Even this stage of virtual tourism that we are discussing is quickly morphing into augmented reality. A data rich environment, created and maintained by local people will be providing a new frontier to monitoring the planet and its resources and ecosystems. The sooner local communities can get aboard the sooner they will be in a position to generate wealth and provide a sustainable future.


Education in the New Environmental Economy

This is the title of the conference i attended hosted by the VEC, or Vermont Environmental Consortium.

The list of presenters was very impressive, with the keynote presentation by Dr. Grant Trump setting the bar very high. As president and CEO of Eco-Canada he put the eco-nomy in the environmental side of the discussion. In other words he demonstrated the amount the evironmental sector contributed to the economy of Canada’s GNP. What fascinated me about the approach the Canadians have taken is how distributed it is throughout their society: from Kindergarted through secondary schooling, higher education, certification and recertification. Of a particular interest was the ‘life span’ of a competency, the attention to metrics and assessment, the on-going committment and depth of educational integration and the relevancy and application to economic activity across the spectrum. Dr. Trump shared some interesting statistics in labor trends effecting the environmental industry in Canada. What was interesting to me was how the reasons that workers gave for leaving or wanting to work in the environmental fields were not primarily financial: other factors reflecting Richard Florida’s creative economy analysis were clearly at play. People wanted to feel they were contributing to the environmental cause and that they were challenged by advancement, training and creative opportunities.
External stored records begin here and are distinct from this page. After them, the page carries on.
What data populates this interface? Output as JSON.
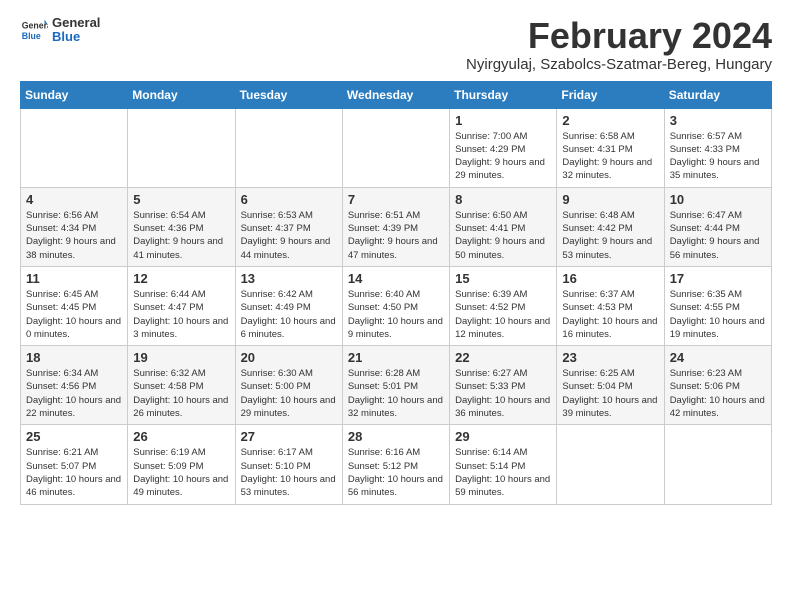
{
  "logo": {
    "general": "General",
    "blue": "Blue"
  },
  "header": {
    "title": "February 2024",
    "subtitle": "Nyirgyulaj, Szabolcs-Szatmar-Bereg, Hungary"
  },
  "calendar": {
    "days_of_week": [
      "Sunday",
      "Monday",
      "Tuesday",
      "Wednesday",
      "Thursday",
      "Friday",
      "Saturday"
    ],
    "weeks": [
      [
        {
          "day": "",
          "info": ""
        },
        {
          "day": "",
          "info": ""
        },
        {
          "day": "",
          "info": ""
        },
        {
          "day": "",
          "info": ""
        },
        {
          "day": "1",
          "info": "Sunrise: 7:00 AM\nSunset: 4:29 PM\nDaylight: 9 hours\nand 29 minutes."
        },
        {
          "day": "2",
          "info": "Sunrise: 6:58 AM\nSunset: 4:31 PM\nDaylight: 9 hours\nand 32 minutes."
        },
        {
          "day": "3",
          "info": "Sunrise: 6:57 AM\nSunset: 4:33 PM\nDaylight: 9 hours\nand 35 minutes."
        }
      ],
      [
        {
          "day": "4",
          "info": "Sunrise: 6:56 AM\nSunset: 4:34 PM\nDaylight: 9 hours\nand 38 minutes."
        },
        {
          "day": "5",
          "info": "Sunrise: 6:54 AM\nSunset: 4:36 PM\nDaylight: 9 hours\nand 41 minutes."
        },
        {
          "day": "6",
          "info": "Sunrise: 6:53 AM\nSunset: 4:37 PM\nDaylight: 9 hours\nand 44 minutes."
        },
        {
          "day": "7",
          "info": "Sunrise: 6:51 AM\nSunset: 4:39 PM\nDaylight: 9 hours\nand 47 minutes."
        },
        {
          "day": "8",
          "info": "Sunrise: 6:50 AM\nSunset: 4:41 PM\nDaylight: 9 hours\nand 50 minutes."
        },
        {
          "day": "9",
          "info": "Sunrise: 6:48 AM\nSunset: 4:42 PM\nDaylight: 9 hours\nand 53 minutes."
        },
        {
          "day": "10",
          "info": "Sunrise: 6:47 AM\nSunset: 4:44 PM\nDaylight: 9 hours\nand 56 minutes."
        }
      ],
      [
        {
          "day": "11",
          "info": "Sunrise: 6:45 AM\nSunset: 4:45 PM\nDaylight: 10 hours\nand 0 minutes."
        },
        {
          "day": "12",
          "info": "Sunrise: 6:44 AM\nSunset: 4:47 PM\nDaylight: 10 hours\nand 3 minutes."
        },
        {
          "day": "13",
          "info": "Sunrise: 6:42 AM\nSunset: 4:49 PM\nDaylight: 10 hours\nand 6 minutes."
        },
        {
          "day": "14",
          "info": "Sunrise: 6:40 AM\nSunset: 4:50 PM\nDaylight: 10 hours\nand 9 minutes."
        },
        {
          "day": "15",
          "info": "Sunrise: 6:39 AM\nSunset: 4:52 PM\nDaylight: 10 hours\nand 12 minutes."
        },
        {
          "day": "16",
          "info": "Sunrise: 6:37 AM\nSunset: 4:53 PM\nDaylight: 10 hours\nand 16 minutes."
        },
        {
          "day": "17",
          "info": "Sunrise: 6:35 AM\nSunset: 4:55 PM\nDaylight: 10 hours\nand 19 minutes."
        }
      ],
      [
        {
          "day": "18",
          "info": "Sunrise: 6:34 AM\nSunset: 4:56 PM\nDaylight: 10 hours\nand 22 minutes."
        },
        {
          "day": "19",
          "info": "Sunrise: 6:32 AM\nSunset: 4:58 PM\nDaylight: 10 hours\nand 26 minutes."
        },
        {
          "day": "20",
          "info": "Sunrise: 6:30 AM\nSunset: 5:00 PM\nDaylight: 10 hours\nand 29 minutes."
        },
        {
          "day": "21",
          "info": "Sunrise: 6:28 AM\nSunset: 5:01 PM\nDaylight: 10 hours\nand 32 minutes."
        },
        {
          "day": "22",
          "info": "Sunrise: 6:27 AM\nSunset: 5:33 PM\nDaylight: 10 hours\nand 36 minutes."
        },
        {
          "day": "23",
          "info": "Sunrise: 6:25 AM\nSunset: 5:04 PM\nDaylight: 10 hours\nand 39 minutes."
        },
        {
          "day": "24",
          "info": "Sunrise: 6:23 AM\nSunset: 5:06 PM\nDaylight: 10 hours\nand 42 minutes."
        }
      ],
      [
        {
          "day": "25",
          "info": "Sunrise: 6:21 AM\nSunset: 5:07 PM\nDaylight: 10 hours\nand 46 minutes."
        },
        {
          "day": "26",
          "info": "Sunrise: 6:19 AM\nSunset: 5:09 PM\nDaylight: 10 hours\nand 49 minutes."
        },
        {
          "day": "27",
          "info": "Sunrise: 6:17 AM\nSunset: 5:10 PM\nDaylight: 10 hours\nand 53 minutes."
        },
        {
          "day": "28",
          "info": "Sunrise: 6:16 AM\nSunset: 5:12 PM\nDaylight: 10 hours\nand 56 minutes."
        },
        {
          "day": "29",
          "info": "Sunrise: 6:14 AM\nSunset: 5:14 PM\nDaylight: 10 hours\nand 59 minutes."
        },
        {
          "day": "",
          "info": ""
        },
        {
          "day": "",
          "info": ""
        }
      ]
    ]
  }
}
One of the feelings I had hoped to come away with from the conference which i didn’t get was the excitment of the new ‘environmental economy.’ It was here and there in some remarks and in the passion of some of the people. But it needs to be made more explicit and explored. There was a call for a culture change and a plea for young engineers and scientists, biologists, chemists, lawyers and policy makers. But how is this done?

Another presenter, Gail Hall, Science Assessment Coordinator for the Vt. Dept of Education shared the state’s initiatives in this area, especially the 21st Century Skills Initiative. What i wanted to comment on is specifically the idea of
‘productivity centered service learning’. This concept thanks to Allan Baer CEO of SolarQuest really gets me excited. These ideas of ‘project based learning’ and experiential learning as well bring me to ask: why not put it all together? Rather than look externally for projects suitable for learning or off campus internships–let us turn the pedagogy upon oursleves.

here’s the idea in a nutshell: begin to transform all schools into a 210% Sustainable Model. Remodel and replace all school facilities into a green building that not only has a zero carbon footprint, but one that is contributing to the local economy through the ecological engineering of its systems. Initiate a Design/ Build/ Operate grant program that involves all constituents in the process. The goal is to create an educational facility that is a living lab of the ecological technologies that can sustain and support the community. These systems address the basic needs of each school: electricity, climate, food and transportation.— Now here is the key, that the ecosystems that sustain the school are themselves the subject of the ecorriculum.